The voices of Tax Policy Center's researchers and staff
Late last night, the Senate passed, by a vote of 88–5, a one-year increase in the AMT exemption without the offsetting tax increases in the version that passed the House. The rejected House version would take ten years of small tax increases to pay for a one-year AMT patch, leaving open the question of how to pay for next year's patch, but at least that bill follows the letter of the PAYGO rules. The Senate bill is an outright $50 billion tax cut.
That all but 5 Democrats present (the presidential candidates were all safely absent) joined the Republicans in support of the bill seemed to signal that Democrats weren't serious when they agreed that new legislation that would increase deficits—either tax cuts or spending increases—has to be paid for. Republican Senator John Thune (S.D.) called it "…completely repudiating one of their core principles."

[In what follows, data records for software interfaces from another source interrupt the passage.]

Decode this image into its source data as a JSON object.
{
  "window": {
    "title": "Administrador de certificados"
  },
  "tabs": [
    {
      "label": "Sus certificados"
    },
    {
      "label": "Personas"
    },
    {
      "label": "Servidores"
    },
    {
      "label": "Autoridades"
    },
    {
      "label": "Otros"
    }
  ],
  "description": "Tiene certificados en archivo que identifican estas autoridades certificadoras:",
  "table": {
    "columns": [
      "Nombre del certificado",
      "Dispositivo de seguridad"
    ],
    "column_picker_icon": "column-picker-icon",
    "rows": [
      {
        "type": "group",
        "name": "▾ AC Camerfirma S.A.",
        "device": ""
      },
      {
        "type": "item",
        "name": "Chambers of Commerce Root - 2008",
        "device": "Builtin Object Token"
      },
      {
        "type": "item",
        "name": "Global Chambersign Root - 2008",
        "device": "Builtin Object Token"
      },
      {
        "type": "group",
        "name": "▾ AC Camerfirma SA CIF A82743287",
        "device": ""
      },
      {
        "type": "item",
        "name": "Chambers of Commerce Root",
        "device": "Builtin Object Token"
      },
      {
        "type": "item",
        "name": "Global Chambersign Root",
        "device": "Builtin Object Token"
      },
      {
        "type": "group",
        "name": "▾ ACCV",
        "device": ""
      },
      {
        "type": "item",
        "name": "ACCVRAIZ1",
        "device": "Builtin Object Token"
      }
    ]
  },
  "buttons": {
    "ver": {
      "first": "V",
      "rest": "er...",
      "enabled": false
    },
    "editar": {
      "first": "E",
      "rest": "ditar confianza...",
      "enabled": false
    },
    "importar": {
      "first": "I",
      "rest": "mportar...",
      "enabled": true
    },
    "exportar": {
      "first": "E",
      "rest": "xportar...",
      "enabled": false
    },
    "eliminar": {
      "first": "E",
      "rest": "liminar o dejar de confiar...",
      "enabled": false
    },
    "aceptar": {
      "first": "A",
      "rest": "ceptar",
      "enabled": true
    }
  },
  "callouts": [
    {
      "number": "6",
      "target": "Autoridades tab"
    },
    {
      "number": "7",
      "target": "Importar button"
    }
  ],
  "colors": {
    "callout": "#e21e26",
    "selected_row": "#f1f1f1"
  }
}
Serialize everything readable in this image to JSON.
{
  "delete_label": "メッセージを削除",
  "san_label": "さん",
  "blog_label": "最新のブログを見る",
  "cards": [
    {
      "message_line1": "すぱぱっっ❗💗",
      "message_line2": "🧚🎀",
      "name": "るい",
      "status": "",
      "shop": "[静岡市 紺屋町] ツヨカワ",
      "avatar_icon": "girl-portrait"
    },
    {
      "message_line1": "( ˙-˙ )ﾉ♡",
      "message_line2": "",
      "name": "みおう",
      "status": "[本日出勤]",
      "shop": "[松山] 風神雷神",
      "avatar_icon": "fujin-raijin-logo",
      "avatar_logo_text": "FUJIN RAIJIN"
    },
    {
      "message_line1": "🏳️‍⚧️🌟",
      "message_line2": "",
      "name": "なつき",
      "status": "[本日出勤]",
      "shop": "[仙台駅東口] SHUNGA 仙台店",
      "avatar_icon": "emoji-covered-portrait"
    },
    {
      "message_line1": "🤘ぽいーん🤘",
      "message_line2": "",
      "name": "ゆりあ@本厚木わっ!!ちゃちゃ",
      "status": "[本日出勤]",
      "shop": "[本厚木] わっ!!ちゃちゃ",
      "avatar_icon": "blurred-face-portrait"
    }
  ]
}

What did the Dems get in exchange for their core principle? Another tax cut for the rich. More than 85 percent of the benefit will go to those earning over $100,000. The tax cut is worth more than 1 percent of income for those earning between $100,000 and $500,000, 0.5 percent of income for those in the $75,000 to $100,000 range, and pocket change for everyone else.
As my colleagues and I have repeatedly warned, the AMT is a scourge that should be repealed or reformed, and the annual drama of one-year "patches" is a terrible way to make policy. Reform should be permanent and it should be paid for.
But it's the season of gift-giving, and the Senate has decided to give the gift of lower taxes to the best off among us, paid for by our children. Happy Hanukkah, kids.
Posts and comments are solely the opinion of the author and not that of the Tax Policy Center, Urban Institute, or Brookings Institution.